4. Skim milk solids
Looking around the Internet, I find out that most soft white sandwich breads has milk (dry/powdered or liquid milk … if using liquid, we’ll need to scald it to denature an enzyme that may weaken the gluten structure). Easy to find milk powders in the supermarket.

5. Dough conditioners – emulsifiers
Let’s tackle the two types of dough conditioners separately: emulsifiers and enzymes.

If I remember my Science, emulsifiers help oily stuff mix in water. However, according to Classo Foods (whose website gives the complete low down about Bread and the technology of bread production), emulsifiers do more in bread. They …

can increase product volume, create a fine, uniform crumb, produce a more tender crumb and crust, improve moisture retention, improve sheeting properties, and reduce staling

One commonly used emulsifier I recognize is lecithin, which is naturally found in soya and egg yolks:

Lecithin functions in bread dough to reduce mixing time, increase water absorption, improve machinability, yield a more uniform crust colour, a more tender crust, and to produce a softer crumb with a decreased rate of staling.

I remember that lecithin is readily available as a natural health supplement and that organic versions of lecithin are easy to find. So, this looks to be a very promising lead to the secret to making the softest sandwich bread!

6. Dough conditioners – enzymes
The Baking Industry Research Trust (BIRT) gives a nice, concise explanation for enzymes used in baking:

Enzymes are used to speed up the breakdown of starch into sugars that the yeast can use, which helps the dough rise more quickly. They improve the volume and crumb softness in bread. A common enzyme naturally present in flour is alpha-amylase.

Okay, I’m not sure I can readily find enzymes to supplement what is already present in flour, so I’ll keep this on the back-burner for now.

7. Calcium propionate
A quick check around the Internet tells me that Calcium propionate is used in bakery products as a mold inhibitor. And It is also considered slightly toxic! This may help the bread stay fresh for longer, but I think we can skip this in homemade breads, right?

8. Soya flour
Now, this is very interesting … who knew soya flour is good for breads?

Soyabean flour used in bakeries usually contains fats and enzymes. One of the enzymes reacts with oxygen present in air and bleaches any yellow colour and proteins that are present. This produces a whiter bread crumb. The addition of soyabean flour improves loaf volume, crumb softness and the keeping quality of bread.
– From BIRT

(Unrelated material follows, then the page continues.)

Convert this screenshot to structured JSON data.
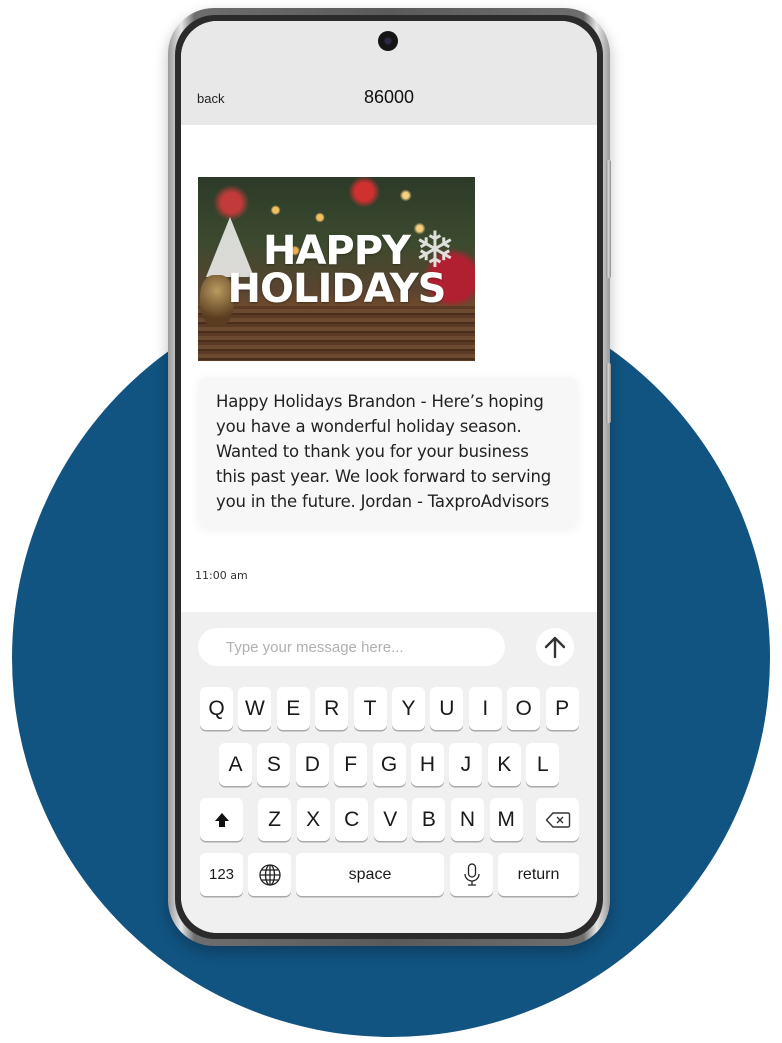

So, soya flour gives us an emulsifier (lecithin, which is made from soya) and enzyme dough conditioners. That’s why it’s in my kid’s favorite store-bought sliced white sandwich bread!

9. Ascorbic Acid
Yes, ascorbic acid is Vitamin C, but searching around the Internet …

Vitamin C helps sustain the leavening of bread loaves during baking. It also promotes yeast growth causing your yeast to work longer and faster and helps produce the acidic atmosphere in which yeast grows best. – from AAOPB Storable Foods

A little bit of vitamin C goes a long way … there’s enough vitamin C in citrus juices and we can even use a bit of vitamin C health supplement tablets (grounded, of course) if the powdered version is not available.

10. Potato flour
You may be saying, “Wait a minute here … potato flour is not in the list of ingredients for the store-bought breads!” Yes, it isn’t. But while scouring the Internet for tips to make soft white sandwich bread, I came across this tip from Jana’s delectably mine blog, about using mashed potatoes to make bread as soft as store-bought sliced white sandwich bread.

Even King Arthur Flour has a soft white bread recipe that calls for potato flour.

So, where do we go from here? I guess the next step will be to experiment with using the following in Jeff’s and Zoë’s recipe for Soft American-Style White Bread:
1. Bread flour
2. Olive oil
3. Vital wheat gluten
4. Milk powder
5. Lecithin
6. Soya flour
7. Ascorbic acid
8. Potato flour

So, I’m off to the supermarket now to stock up on these ingredients and will post again on the results.

Do you have any other tips or suggestions for making the softest white sandwich bread possible?